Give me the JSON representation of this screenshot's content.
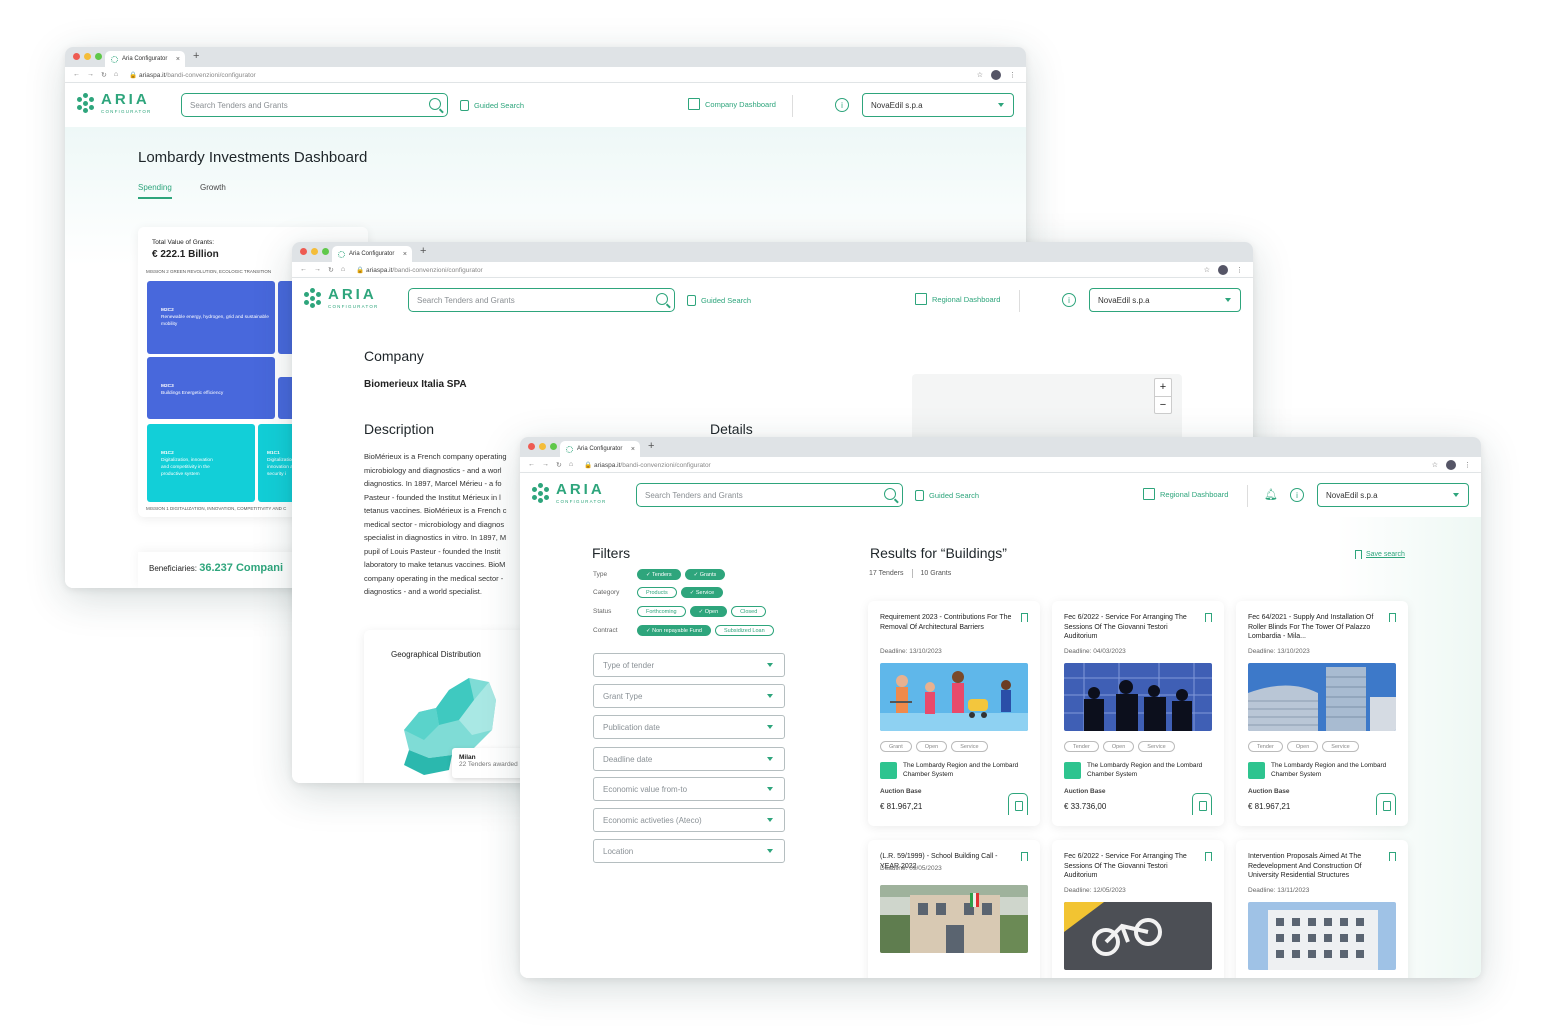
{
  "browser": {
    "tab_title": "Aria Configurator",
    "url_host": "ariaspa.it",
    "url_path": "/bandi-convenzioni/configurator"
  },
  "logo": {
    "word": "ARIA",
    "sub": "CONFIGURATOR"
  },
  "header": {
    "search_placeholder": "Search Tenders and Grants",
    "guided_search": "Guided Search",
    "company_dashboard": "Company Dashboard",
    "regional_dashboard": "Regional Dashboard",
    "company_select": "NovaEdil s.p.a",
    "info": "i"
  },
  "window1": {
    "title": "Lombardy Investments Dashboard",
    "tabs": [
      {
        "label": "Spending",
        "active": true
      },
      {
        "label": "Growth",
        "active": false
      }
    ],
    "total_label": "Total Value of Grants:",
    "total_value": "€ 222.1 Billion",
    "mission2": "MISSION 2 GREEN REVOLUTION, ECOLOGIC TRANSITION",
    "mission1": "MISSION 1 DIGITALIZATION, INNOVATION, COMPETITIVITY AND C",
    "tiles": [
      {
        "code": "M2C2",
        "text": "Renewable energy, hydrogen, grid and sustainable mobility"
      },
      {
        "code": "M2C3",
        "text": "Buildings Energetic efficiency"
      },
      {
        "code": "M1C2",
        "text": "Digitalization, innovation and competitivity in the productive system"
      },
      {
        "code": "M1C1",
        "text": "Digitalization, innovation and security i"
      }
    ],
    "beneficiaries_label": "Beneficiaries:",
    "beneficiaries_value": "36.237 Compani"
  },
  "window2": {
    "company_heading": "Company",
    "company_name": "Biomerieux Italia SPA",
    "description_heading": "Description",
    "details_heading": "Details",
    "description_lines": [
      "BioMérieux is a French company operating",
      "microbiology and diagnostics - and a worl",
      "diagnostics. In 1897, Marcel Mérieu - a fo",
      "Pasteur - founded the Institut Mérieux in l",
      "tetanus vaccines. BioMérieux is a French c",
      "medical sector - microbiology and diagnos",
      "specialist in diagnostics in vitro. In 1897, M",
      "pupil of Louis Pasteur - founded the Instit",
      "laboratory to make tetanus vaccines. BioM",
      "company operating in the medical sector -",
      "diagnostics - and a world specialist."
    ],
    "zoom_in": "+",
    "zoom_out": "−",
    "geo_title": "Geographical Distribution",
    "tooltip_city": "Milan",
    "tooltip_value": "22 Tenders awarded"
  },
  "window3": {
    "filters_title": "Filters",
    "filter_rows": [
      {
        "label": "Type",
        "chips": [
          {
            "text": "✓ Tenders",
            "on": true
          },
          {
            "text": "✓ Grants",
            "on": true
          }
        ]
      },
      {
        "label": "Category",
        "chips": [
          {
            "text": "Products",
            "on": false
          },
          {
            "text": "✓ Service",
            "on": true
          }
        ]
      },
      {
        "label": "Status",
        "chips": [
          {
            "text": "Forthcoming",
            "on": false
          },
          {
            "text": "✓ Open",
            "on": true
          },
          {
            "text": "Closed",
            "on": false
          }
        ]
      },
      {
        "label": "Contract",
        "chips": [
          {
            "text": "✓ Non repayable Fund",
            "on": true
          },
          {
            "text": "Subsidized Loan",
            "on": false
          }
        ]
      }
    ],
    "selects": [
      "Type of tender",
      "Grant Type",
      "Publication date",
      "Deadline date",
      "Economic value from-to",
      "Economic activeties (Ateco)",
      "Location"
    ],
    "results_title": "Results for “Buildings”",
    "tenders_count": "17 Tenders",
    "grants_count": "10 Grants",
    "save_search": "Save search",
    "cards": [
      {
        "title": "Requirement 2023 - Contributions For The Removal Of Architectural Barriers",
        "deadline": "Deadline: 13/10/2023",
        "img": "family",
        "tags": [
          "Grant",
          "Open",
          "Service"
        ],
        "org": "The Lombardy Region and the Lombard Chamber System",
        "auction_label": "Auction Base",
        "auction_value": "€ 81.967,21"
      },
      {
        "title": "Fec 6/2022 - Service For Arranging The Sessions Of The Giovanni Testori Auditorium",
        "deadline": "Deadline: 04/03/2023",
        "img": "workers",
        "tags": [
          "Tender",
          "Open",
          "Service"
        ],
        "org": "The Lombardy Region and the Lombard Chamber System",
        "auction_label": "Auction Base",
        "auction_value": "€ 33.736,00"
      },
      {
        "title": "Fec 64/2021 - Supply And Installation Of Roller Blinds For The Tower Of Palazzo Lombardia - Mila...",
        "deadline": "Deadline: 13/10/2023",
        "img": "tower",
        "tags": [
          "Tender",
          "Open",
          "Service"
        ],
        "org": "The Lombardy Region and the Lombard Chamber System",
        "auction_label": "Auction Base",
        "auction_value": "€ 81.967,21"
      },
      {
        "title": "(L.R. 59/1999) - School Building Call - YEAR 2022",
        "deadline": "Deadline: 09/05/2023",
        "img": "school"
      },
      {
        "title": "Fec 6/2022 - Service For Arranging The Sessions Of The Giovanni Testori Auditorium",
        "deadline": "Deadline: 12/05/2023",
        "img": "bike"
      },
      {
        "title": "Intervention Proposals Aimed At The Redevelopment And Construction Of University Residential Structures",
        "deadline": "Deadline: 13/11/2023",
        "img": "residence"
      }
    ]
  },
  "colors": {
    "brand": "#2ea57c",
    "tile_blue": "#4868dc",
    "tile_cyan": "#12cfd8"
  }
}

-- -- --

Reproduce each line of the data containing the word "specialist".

* Result for this exercise:
      "specialist in diagnostics in vitro. In 1897, M",
      "diagnostics - and a world specialist."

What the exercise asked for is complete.